Electroless Nickel Plating is an electrochemical process that deposits an evenly neutralized layer of nickel-free phosphorous alloy on the internal surface of a metal object, such as plastic or metal and is conducted by professional companies such as Poeton.
In some ways, it is a cross between electroplating and electrodeposition: when electroplating, the metal object is placed under a strong electric field to induce electrochemical reactions, such as formation of hydrogen peroxide, which in turn produces a bright white hot flash. The process of electroless nickel plating, however, uses a different sort of stimulus to induce the coating. An electrical current is passed through the object, inducing the zinc particles to be deposited either singly or in groups, depending upon how the current is manipulated.

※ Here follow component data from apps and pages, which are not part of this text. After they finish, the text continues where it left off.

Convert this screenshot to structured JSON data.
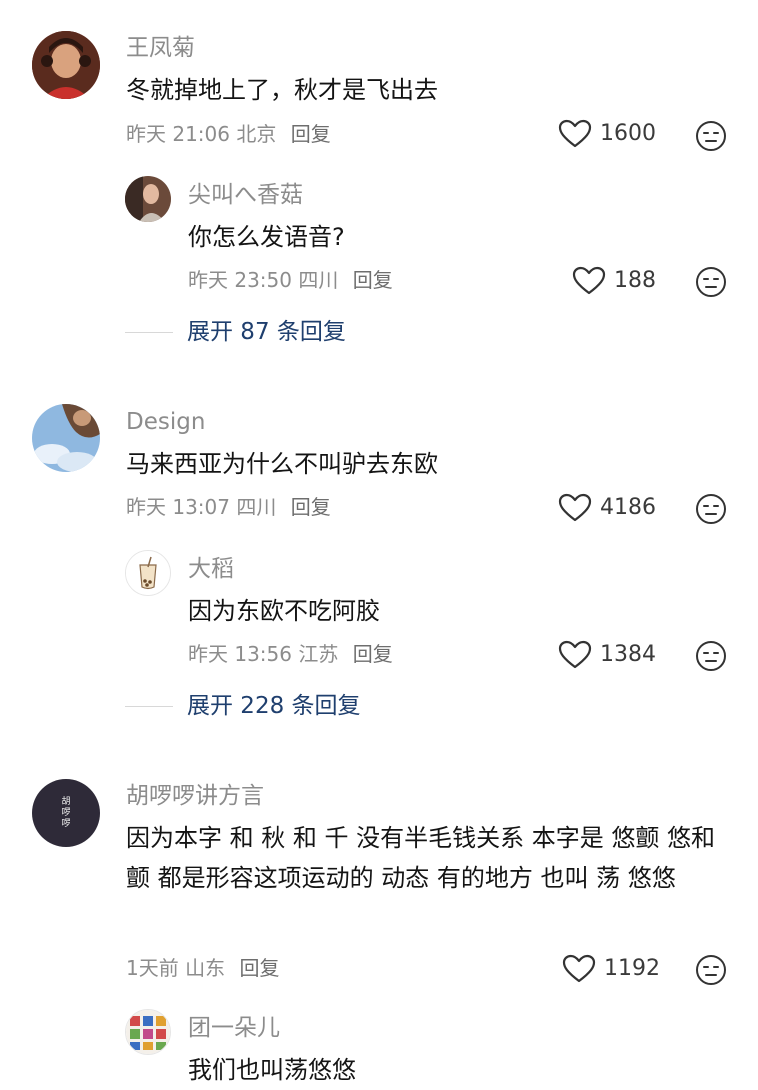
{
  "comments": [
    {
      "user": "王凤菊",
      "text": "冬就掉地上了，秋才是飞出去",
      "time": "昨天 21:06",
      "location": "北京",
      "reply_label": "回复",
      "likes": "1600",
      "replies": [
        {
          "user": "尖叫へ香菇",
          "text": "你怎么发语音?",
          "time": "昨天 23:50",
          "location": "四川",
          "reply_label": "回复",
          "likes": "188"
        }
      ],
      "expand_label": "展开 87 条回复"
    },
    {
      "user": "Design",
      "text": "马来西亚为什么不叫驴去东欧",
      "time": "昨天 13:07",
      "location": "四川",
      "reply_label": "回复",
      "likes": "4186",
      "replies": [
        {
          "user": "大稻",
          "text": "因为东欧不吃阿胶",
          "time": "昨天 13:56",
          "location": "江苏",
          "reply_label": "回复",
          "likes": "1384"
        }
      ],
      "expand_label": "展开 228 条回复"
    },
    {
      "user": "胡啰啰讲方言",
      "text": "因为本字 和 秋 和 千 没有半毛钱关系  本字是 悠颤 悠和颤 都是形容这项运动的 动态 有的地方 也叫 荡 悠悠",
      "time": "1天前",
      "location": "山东",
      "reply_label": "回复",
      "likes": "1192",
      "avatar_text": "胡啰啰",
      "replies": [
        {
          "user": "团一朵儿",
          "text": "我们也叫荡悠悠"
        }
      ]
    }
  ],
  "icons": {
    "like": "heart-outline-icon",
    "dislike": "neutral-face-icon"
  },
  "colors": {
    "name_gray": "#8c8c8c",
    "expand_blue": "#1f3f6e",
    "text_dark": "#141414"
  }
}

Another advantage of electroless nickel plating over other methods of plating is its uniformity. This is very important for use in applications requiring a high degree of uniformity, as in the case of aerospace or vehicle components where exact tolerance to small variations in temperature or pressure is crucial.

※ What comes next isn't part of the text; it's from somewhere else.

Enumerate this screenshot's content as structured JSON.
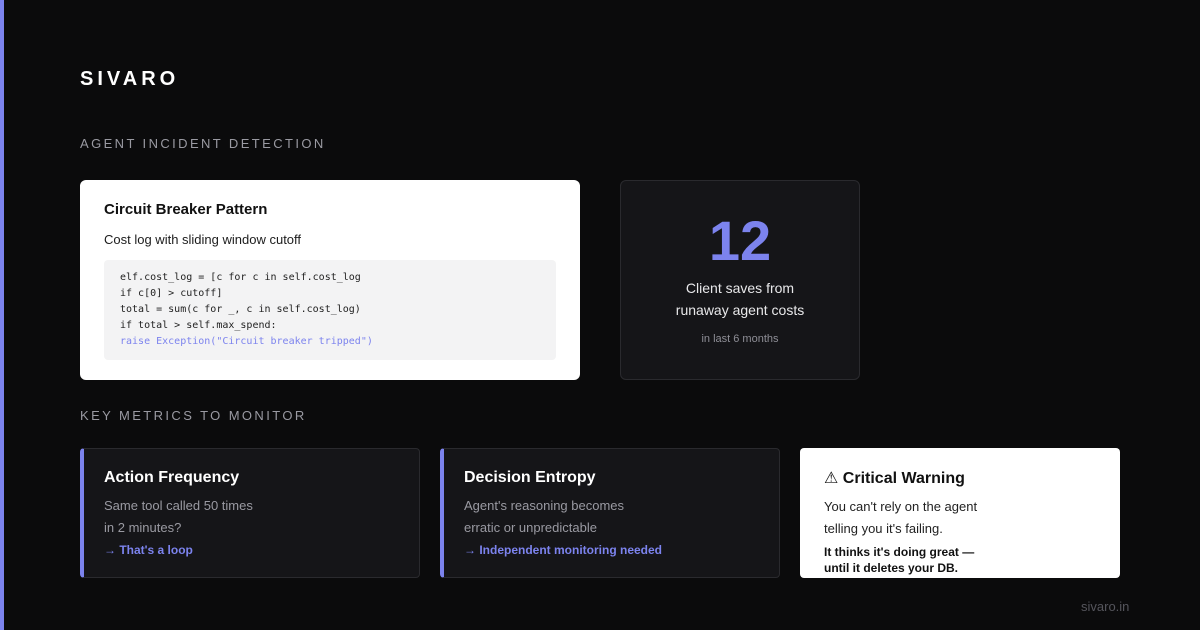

Electroplated surfaces can be viewed as “flat” in the sense that no area of the object is under any influence of the plating except the flat areas. Because of the uniformity achieved with this method, the surface is free to accept additives and treatments which would cause the formation of unsightly spots, black streaks, or other irregularities in traditional plating methods.